■ **Work instructions**:
Because the pictures are not wanted, give back only the exact text of every entry below.

[Component data from apps and pages]

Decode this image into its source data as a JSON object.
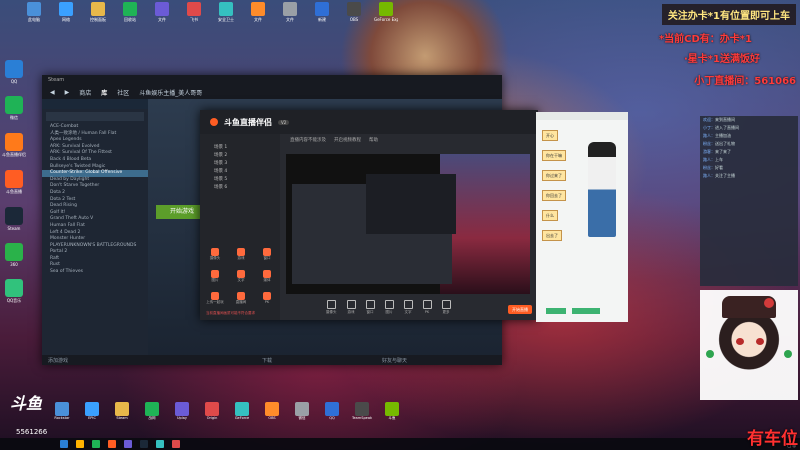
{
  "overlay": {
    "top_banner": "关注办卡*1有位置即可上车",
    "red_lines": [
      "*当前CD有：办卡*1",
      "·星卡*1送满饭好",
      "小丁直播间：561066"
    ],
    "corner": "有车位"
  },
  "desktop_icons": [
    "此电脑",
    "网络",
    "控制面板",
    "回收站",
    "文件",
    "飞书",
    "安全卫士",
    "文件",
    "文件",
    "新建",
    "OBS",
    "GeForce Experience"
  ],
  "left_icons": [
    "QQ",
    "微信",
    "斗鱼直播伴侣",
    "斗鱼直播",
    "Steam",
    "360",
    "QQ音乐"
  ],
  "steam": {
    "nav": [
      "商店",
      "库",
      "社区",
      "斗鱼娱乐主播_美人哥哥"
    ],
    "games": [
      "ACE-Combat",
      "人类一败涂地 / Human Fall Flat",
      "Apex Legends",
      "ARK: Survival Evolved",
      "ARK: Survival Of The Fittest",
      "Back 4 Blood Beta",
      "Bullseye's Twisted Magic",
      "Counter-Strike: Global Offensive",
      "Dead by Daylight",
      "Don't Starve Together",
      "Dota 2",
      "Dota 2 Test",
      "Dead Rising",
      "Golf It!",
      "Grand Theft Auto V",
      "Human Fall Flat",
      "Left 4 Dead 2",
      "Monster Hunter",
      "PLAYERUNKNOWN'S BATTLEGROUNDS",
      "Portal 2",
      "Raft",
      "Rust",
      "Sea of Thieves"
    ],
    "play_label": "开始游戏",
    "footer": [
      "添加游戏",
      "好友与聊天",
      "下载"
    ]
  },
  "douyu": {
    "logo": "斗鱼直播伴侣",
    "version": "V2",
    "tabs": [
      "直播内容不能涉及",
      "开启视频教程",
      "帮助"
    ],
    "scenes": [
      "场景 1",
      "场景 2",
      "场景 3",
      "场景 4",
      "场景 5",
      "场景 6"
    ],
    "tools": [
      {
        "label": "摄像头"
      },
      {
        "label": "游戏"
      },
      {
        "label": "窗口"
      },
      {
        "label": "图片"
      },
      {
        "label": "文字"
      },
      {
        "label": "PK"
      },
      {
        "label": "更多"
      }
    ],
    "scene_tools": [
      "摄像头",
      "游戏",
      "窗口",
      "图片",
      "文字",
      "媒体",
      "上传一起玩",
      "直播间",
      "PK"
    ],
    "live_button": "开始直播",
    "warning": "当前直播间画质可能不符合要求"
  },
  "chat": {
    "bubbles": [
      "开心",
      "你在干嘛",
      "你过来了",
      "你回去了",
      "什么",
      "出去了"
    ]
  },
  "danmu": [
    {
      "name": "欢迎",
      "text": "来到直播间"
    },
    {
      "name": "小丁",
      "text": "进入了直播间"
    },
    {
      "name": "路人",
      "text": "主播加油"
    },
    {
      "name": "粉丝",
      "text": "送出了礼物"
    },
    {
      "name": "游客",
      "text": "来了来了"
    },
    {
      "name": "路人",
      "text": "上车"
    },
    {
      "name": "粉丝",
      "text": "好看"
    },
    {
      "name": "路人",
      "text": "关注了主播"
    }
  ],
  "brand": {
    "logo": "斗鱼",
    "room": "5561266"
  },
  "taskbar_apps": [
    "Rockstar",
    "EPIC",
    "Steam",
    "战网",
    "Uplay",
    "Origin",
    "GeForce",
    "OBS",
    "微信",
    "QQ",
    "TeamSpeak",
    "斗鱼"
  ],
  "colors": {
    "accent": "#ff5d23",
    "steam_play": "#5c9e2a",
    "overlay_red": "#ff3b3b"
  }
}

■ **Output of the exercise**:
Decode this image into its source data as a JSON object.
{
  "overlay": {
    "top_banner": "关注办卡*1有位置即可上车",
    "red_lines": [
      "*当前CD有：办卡*1",
      "·星卡*1送满饭好",
      "小丁直播间：561066"
    ],
    "corner": "有车位"
  },
  "desktop_icons": [
    "此电脑",
    "网络",
    "控制面板",
    "回收站",
    "文件",
    "飞书",
    "安全卫士",
    "文件",
    "文件",
    "新建",
    "OBS",
    "GeForce Experience"
  ],
  "left_icons": [
    "QQ",
    "微信",
    "斗鱼直播伴侣",
    "斗鱼直播",
    "Steam",
    "360",
    "QQ音乐"
  ],
  "steam": {
    "nav": [
      "商店",
      "库",
      "社区",
      "斗鱼娱乐主播_美人哥哥"
    ],
    "games": [
      "ACE-Combat",
      "人类一败涂地 / Human Fall Flat",
      "Apex Legends",
      "ARK: Survival Evolved",
      "ARK: Survival Of The Fittest",
      "Back 4 Blood Beta",
      "Bullseye's Twisted Magic",
      "Counter-Strike: Global Offensive",
      "Dead by Daylight",
      "Don't Starve Together",
      "Dota 2",
      "Dota 2 Test",
      "Dead Rising",
      "Golf It!",
      "Grand Theft Auto V",
      "Human Fall Flat",
      "Left 4 Dead 2",
      "Monster Hunter",
      "PLAYERUNKNOWN'S BATTLEGROUNDS",
      "Portal 2",
      "Raft",
      "Rust",
      "Sea of Thieves"
    ],
    "play_label": "开始游戏",
    "footer": [
      "添加游戏",
      "好友与聊天",
      "下载"
    ]
  },
  "douyu": {
    "logo": "斗鱼直播伴侣",
    "version": "V2",
    "tabs": [
      "直播内容不能涉及",
      "开启视频教程",
      "帮助"
    ],
    "scenes": [
      "场景 1",
      "场景 2",
      "场景 3",
      "场景 4",
      "场景 5",
      "场景 6"
    ],
    "tools": [
      {
        "label": "摄像头"
      },
      {
        "label": "游戏"
      },
      {
        "label": "窗口"
      },
      {
        "label": "图片"
      },
      {
        "label": "文字"
      },
      {
        "label": "PK"
      },
      {
        "label": "更多"
      }
    ],
    "scene_tools": [
      "摄像头",
      "游戏",
      "窗口",
      "图片",
      "文字",
      "媒体",
      "上传一起玩",
      "直播间",
      "PK"
    ],
    "live_button": "开始直播",
    "warning": "当前直播间画质可能不符合要求"
  },
  "chat": {
    "bubbles": [
      "开心",
      "你在干嘛",
      "你过来了",
      "你回去了",
      "什么",
      "出去了"
    ]
  },
  "danmu": [
    {
      "name": "欢迎",
      "text": "来到直播间"
    },
    {
      "name": "小丁",
      "text": "进入了直播间"
    },
    {
      "name": "路人",
      "text": "主播加油"
    },
    {
      "name": "粉丝",
      "text": "送出了礼物"
    },
    {
      "name": "游客",
      "text": "来了来了"
    },
    {
      "name": "路人",
      "text": "上车"
    },
    {
      "name": "粉丝",
      "text": "好看"
    },
    {
      "name": "路人",
      "text": "关注了主播"
    }
  ],
  "brand": {
    "logo": "斗鱼",
    "room": "5561266"
  },
  "taskbar_apps": [
    "Rockstar",
    "EPIC",
    "Steam",
    "战网",
    "Uplay",
    "Origin",
    "GeForce",
    "OBS",
    "微信",
    "QQ",
    "TeamSpeak",
    "斗鱼"
  ],
  "colors": {
    "accent": "#ff5d23",
    "steam_play": "#5c9e2a",
    "overlay_red": "#ff3b3b"
  }
}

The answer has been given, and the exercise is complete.